# 6.9: Trigonometric Form of Complex Numbers

**At Grade**Created by: CK-12

**Practice**Trigonometric Form of Complex Numbers

You have begun working with complex numbers in your math class. While describing numbers in the complex plane, you realize that the plotting of a complex number is a lot like plotting a set of points on a rectangular coordinate system.

You also learned in math class that you can convert coordinates from a rectangular system into a polar system. As you are considering this, you plot the the complex number . Can you somehow convert this into a type of polar plot that you've done before?

Read on, and at the conclusion of this Concept, you'll be able to convert this number into a polar form.

### Watch This

James Sousa: Complex Numbers in Trigonometric Form

### Guidance

A number in the form , where and are real numbers, and is the imaginary unit, or , is called a complex number. Despite their names, complex numbers and imaginary numbers have very real and significant applications in both mathematics and in the real world. Complex numbers are useful in pure mathematics, providing a more consistent and flexible number system that helps solve algebra and calculus problems. We will see some of these applications in the examples throughout this Concept.

The following diagram will introduce you to the relationship between complex numbers and polar coordinates.

In the figure above, the point that represents the number was plotted and a vector was drawn from the origin to this point. As a result, an angle in standard position, , has been formed. In addition to this, the point that represents is units from the origin. Therefore, any point in the complex plane can be found if the angle and the value are known. The following equations relate and .
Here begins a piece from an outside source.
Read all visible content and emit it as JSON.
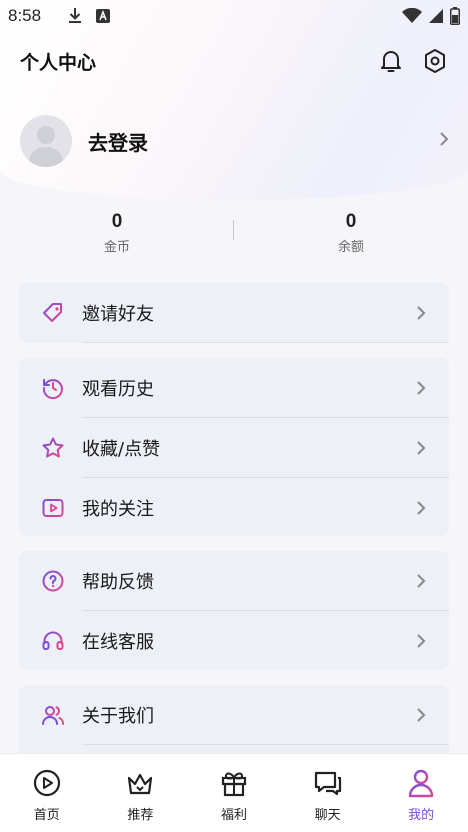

If we apply the first two equations to the point the result would be:

The right side of this equation
is called the
**
polar
**
or
**
trigonometric
**
form of a complex number. A shortened version of this polar form is written as
. The length
is called the
**
absolute value
**
or the
**
modulus
**
, and the angle
is called the
**
argument
**
of the complex number. Therefore, the following equations define the polar form of a complex number:

It is now time to implement these equations perform the operation of converting complex numbers in standard form to complex numbers in polar form. You will use the above equations to do this.

#### Example A

Represent the complex number graphically and express it in its polar form.

**
Solution:
**
Here is the graph of
.

Converting to polar from rectangular, and .

So, the polar form is .

Another widely used notation for the polar form of a complex number is . Finally, there is a third way to write a complex number, in the form of , where "r" is the length of the vector in polar form, and is the angle the vector makes with the positive "x" axis. This makes a total of three ways to write the polar form of a complex number.

#### Example B

Express the following polar form of each complex number using the shorthand representations.

a)

b)

**
Solution:
**

a)

b)

#### Example C

Represent the complex number graphically and give two notations of its polar form.

**
Solution:
**
From the rectangular form of
and

This is the reference angle so now we must determine the measure of the angle in the third quadrant.

One polar notation of the point is . Another polar notation of the point is

So far we have expressed all values of theta in degrees. Polar form of a complex number can also have theta expressed in radian measure. This would be beneficial when plotting the polar form of complex numbers in the polar plane.

The answer to the above example with theta expressed in radian measure would be:

Now that we have explored the polar form of complex numbers and the steps for performing these conversions, we will look at an example in circuit analysis that requires a complex number given in polar form to be expressed in standard form.

### Vocabulary

**
Complex Number:
**
A
**
complex number
**
is a number having both real and imaginary components.

### Guided Practice

1. The impedance , in ohms, in an alternating circuit is given by . Express the value for in standard form. (In electricity, negative angles are often used.)

2. Express the following complex numbers in their polar form.

3. Express the complex number graphically and write it in its polar form.

**
Solutions:
**

1. The value for is given in polar form. From this notation, we know that and Using these values, we can write:

Therefore the standard form is ohms.

2. #

3.

Since is in the fourth quadrant then Expressed in polar form is or

### Concept Problem Solution

You can now convert into polar form by using the equations giving the radius and angle of the number's position in the complex plane:

Therefore, the polar form of is .

### Practice

Plot each of the following points in the complex plane.

Find the trigonometric form of the complex numbers where .

Write each complex number in standard form.

### Image Attributions

## Description

## Learning Objectives

Here you'll learn how to express a complex number in trigonometric form by understanding the relationship between the rectangular form of complex numbers and their corresponding polar form.